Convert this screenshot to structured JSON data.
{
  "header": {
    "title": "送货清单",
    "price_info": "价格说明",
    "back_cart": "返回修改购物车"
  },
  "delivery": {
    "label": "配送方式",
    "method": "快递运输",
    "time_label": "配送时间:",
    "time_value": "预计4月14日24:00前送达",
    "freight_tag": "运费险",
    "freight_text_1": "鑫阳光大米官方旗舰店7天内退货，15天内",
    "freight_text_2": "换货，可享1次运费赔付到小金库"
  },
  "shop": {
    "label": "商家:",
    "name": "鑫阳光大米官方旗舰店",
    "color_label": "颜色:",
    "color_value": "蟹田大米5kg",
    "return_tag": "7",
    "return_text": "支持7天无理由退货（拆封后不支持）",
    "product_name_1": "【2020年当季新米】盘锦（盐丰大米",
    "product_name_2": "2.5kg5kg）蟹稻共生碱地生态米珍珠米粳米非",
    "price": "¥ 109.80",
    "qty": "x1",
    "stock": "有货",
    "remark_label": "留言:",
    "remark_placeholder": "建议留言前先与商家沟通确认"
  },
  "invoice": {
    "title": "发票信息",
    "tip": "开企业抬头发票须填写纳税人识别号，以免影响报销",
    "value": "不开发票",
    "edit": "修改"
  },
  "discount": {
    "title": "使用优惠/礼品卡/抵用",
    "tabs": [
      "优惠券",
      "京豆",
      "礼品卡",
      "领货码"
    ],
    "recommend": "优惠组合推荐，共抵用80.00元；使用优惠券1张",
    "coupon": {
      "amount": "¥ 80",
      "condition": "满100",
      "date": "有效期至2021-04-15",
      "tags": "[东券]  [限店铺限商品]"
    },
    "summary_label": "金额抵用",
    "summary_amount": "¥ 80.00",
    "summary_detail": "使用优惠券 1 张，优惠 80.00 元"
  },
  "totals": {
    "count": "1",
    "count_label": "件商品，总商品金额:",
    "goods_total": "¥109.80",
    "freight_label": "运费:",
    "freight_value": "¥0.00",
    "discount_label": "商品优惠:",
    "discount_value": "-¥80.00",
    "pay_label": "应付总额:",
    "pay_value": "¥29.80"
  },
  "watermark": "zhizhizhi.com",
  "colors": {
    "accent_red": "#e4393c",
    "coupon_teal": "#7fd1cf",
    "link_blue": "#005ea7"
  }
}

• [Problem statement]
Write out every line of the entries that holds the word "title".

• [Exercise answer]
    "title": "送货清单",
    "title": "发票信息",
    "title": "使用优惠/礼品卡/抵用",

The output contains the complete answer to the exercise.